  3. Negative impact on users of the much loved and used public right of way. The report said that “the development would impact on the use of the local rights of way network and could therefore have an adverse effect on health and wellbeing”.
  4. The proposed development includes land outside the preferred area – in particular for the access road
  5. The proposal has not demonstrated that noise would not have a detrimental impact on nearby residences

Additionally, two advisory notices were added to the refusal the first on concerns over dust and secondly over concerns of contamination of Hertford’s water supply.
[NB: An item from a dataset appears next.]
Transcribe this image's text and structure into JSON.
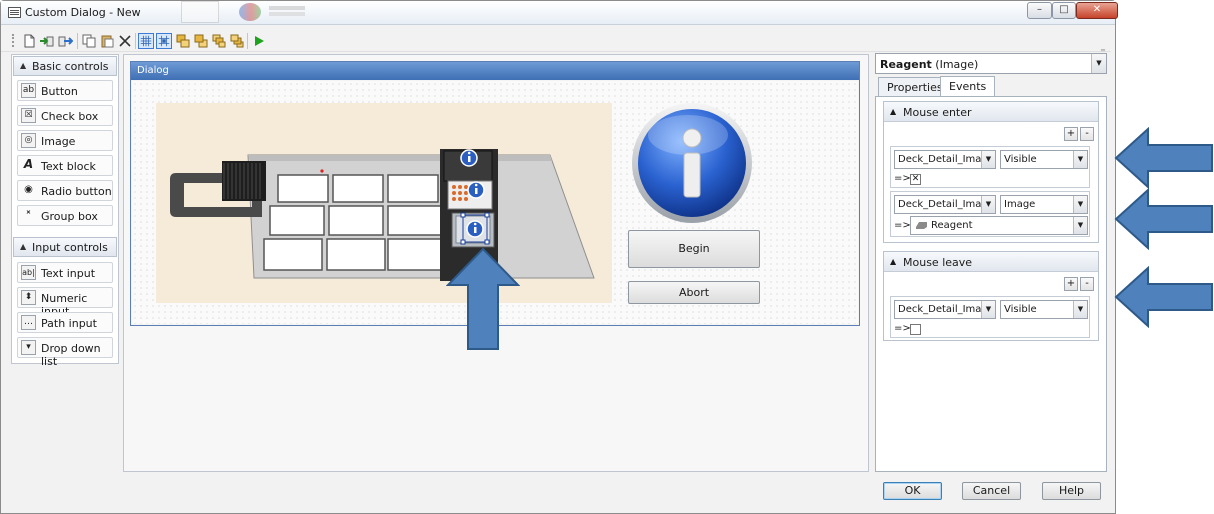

These could not be given as grounds for refusal as doing so would have involved further meetings which the timescale would not permit, given that the public inquiry is opening on the 1st May.

The committee also expressed surprise and some annoyance that the applicant did not attend the meeting for a second time.

Stop Bengeo Quarry are delighted that we will now be working with Hertfordshire County Council to stop a quarry that is both damaging to the local environment, to the Green Belt and to the health of local residents.

Families Spell Out NO to Quarry Plans

School children, parents and teachers gathered on Bengeo Primary School’s playing field on Tuesday to show their opposition to a planned nearby gravel pit.

A drone camera flew overhead and filmed the protestors holding up posters that spelled out a huge NO. They wanted to highlight just how close the proposed quarry would be to their school.

School governor Libby Mountford said it was “disappointing” that, after last year’s unanimous rejection of the application by Hertfordshire County Council’s Development Control Committee, Bengeo residents were having to renew their campaign against the pit.

“We shouldn’t have to do this all over again. The idea of excavating 1.25 million tonnes of sand and gravel – which we do not need – from a beautiful field so close to a primary school of 500 children and to so many people’s homes, is preposterous,” she commented.

Campaigners believe that the dangers of silica dust in the air and the extra heavy lorries on the B158, plus the potential threat to the purity of Hertford’s water supply, make for an overwhelming case for rejection.

They hope to fill the Council Chamber at County Hall this coming Thursday 26th April, when councillors will discuss and vote on the new application. Coaches will leave The Avenue shops at 9.00am (priority for senior members of the community) and at 9.15am from Bengeo School (priority for children).

An appeal against last year’s rejection of the application of a plan to excavate 1.75 million tonnes from the same field starts at County Hall on Tuesday May 1st at 10.00am.